Symphony of the Seas has been under construction in France.

"It's like if you buy a Mercedes E class and drive it many, many miles, and then you buy a new one. You're going to notice a little difference," Hempstead said.

Symphony will be more than 1000 tonnes bigger than Harmony and offer several new features for passengers. Among differences, the ship will have more cabins than its sibling including a first-of-its-kind, two-deck-high family suite with a slide between floors. It'll also have a revamped Boardwalk amusement area and a new-for-Royal Caribbean seafood restaurant.

Designed for holidaymakers who love big, bustling mega-resorts, Symphony will boast dozens of lounges, bars and restaurants in all as well as an array of deck-top amusements.

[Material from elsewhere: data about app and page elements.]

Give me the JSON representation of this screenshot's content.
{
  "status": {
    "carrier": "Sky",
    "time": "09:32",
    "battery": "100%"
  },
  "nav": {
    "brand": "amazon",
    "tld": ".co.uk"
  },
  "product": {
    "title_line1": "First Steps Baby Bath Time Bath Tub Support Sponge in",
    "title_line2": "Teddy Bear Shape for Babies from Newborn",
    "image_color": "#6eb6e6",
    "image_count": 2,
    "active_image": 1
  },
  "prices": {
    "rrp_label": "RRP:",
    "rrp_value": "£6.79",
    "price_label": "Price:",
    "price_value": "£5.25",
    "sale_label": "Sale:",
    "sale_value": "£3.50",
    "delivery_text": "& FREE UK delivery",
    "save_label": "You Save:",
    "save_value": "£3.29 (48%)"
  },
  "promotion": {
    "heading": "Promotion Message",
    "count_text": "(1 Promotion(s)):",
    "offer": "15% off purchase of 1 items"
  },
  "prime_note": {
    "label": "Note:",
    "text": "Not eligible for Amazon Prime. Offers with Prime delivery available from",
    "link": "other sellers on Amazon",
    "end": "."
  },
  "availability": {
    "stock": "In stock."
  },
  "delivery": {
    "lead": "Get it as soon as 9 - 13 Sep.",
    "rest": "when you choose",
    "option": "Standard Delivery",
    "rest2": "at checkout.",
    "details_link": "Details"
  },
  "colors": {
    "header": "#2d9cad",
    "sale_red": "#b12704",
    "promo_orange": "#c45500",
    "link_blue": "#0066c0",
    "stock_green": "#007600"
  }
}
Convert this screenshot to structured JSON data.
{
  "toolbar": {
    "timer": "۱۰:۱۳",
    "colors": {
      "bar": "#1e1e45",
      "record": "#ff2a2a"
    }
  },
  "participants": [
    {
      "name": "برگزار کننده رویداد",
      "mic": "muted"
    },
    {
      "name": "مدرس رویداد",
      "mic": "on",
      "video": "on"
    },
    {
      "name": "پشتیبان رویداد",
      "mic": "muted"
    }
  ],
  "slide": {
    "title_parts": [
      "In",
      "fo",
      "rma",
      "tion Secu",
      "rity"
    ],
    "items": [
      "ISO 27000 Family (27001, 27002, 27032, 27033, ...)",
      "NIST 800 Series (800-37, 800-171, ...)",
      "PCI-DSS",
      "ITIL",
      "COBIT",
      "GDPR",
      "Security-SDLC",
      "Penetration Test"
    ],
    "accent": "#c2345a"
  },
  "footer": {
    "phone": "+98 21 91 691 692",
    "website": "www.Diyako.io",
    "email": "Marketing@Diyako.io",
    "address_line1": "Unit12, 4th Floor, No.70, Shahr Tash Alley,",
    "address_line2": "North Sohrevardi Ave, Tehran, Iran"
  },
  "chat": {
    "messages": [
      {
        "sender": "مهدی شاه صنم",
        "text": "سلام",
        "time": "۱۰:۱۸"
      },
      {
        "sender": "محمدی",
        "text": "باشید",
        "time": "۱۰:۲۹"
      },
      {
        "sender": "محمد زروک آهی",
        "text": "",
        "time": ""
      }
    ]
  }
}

It'll be able to hold up to 6680 passengers - a new record for a cruise ship.

Symphony has been under construction for more than a year at the giant STX France shipyard in St Nazaire, France - the same shipyard that built Harmony. It's one of the few shipyards in the world capable of building a cruise vessel of Symphony's size.

Scheduled to be finished by late March, Symphony will spend its first few months sailing in the Mediterranean out of Barcelona. It'll then move to Miami to operate voyages to the Caribbean.

Royal Caribbean's Oasis Class vessels have made waves in the cruise industry since they began debuting in 2009. All three of the Oasis Class ships currently at sea are in excess of 225,000 tonness - more than 30 per cent larger than the next largest cruise ships.

With the arrival of Symphony, Royal Caribbean will have 25 vessels.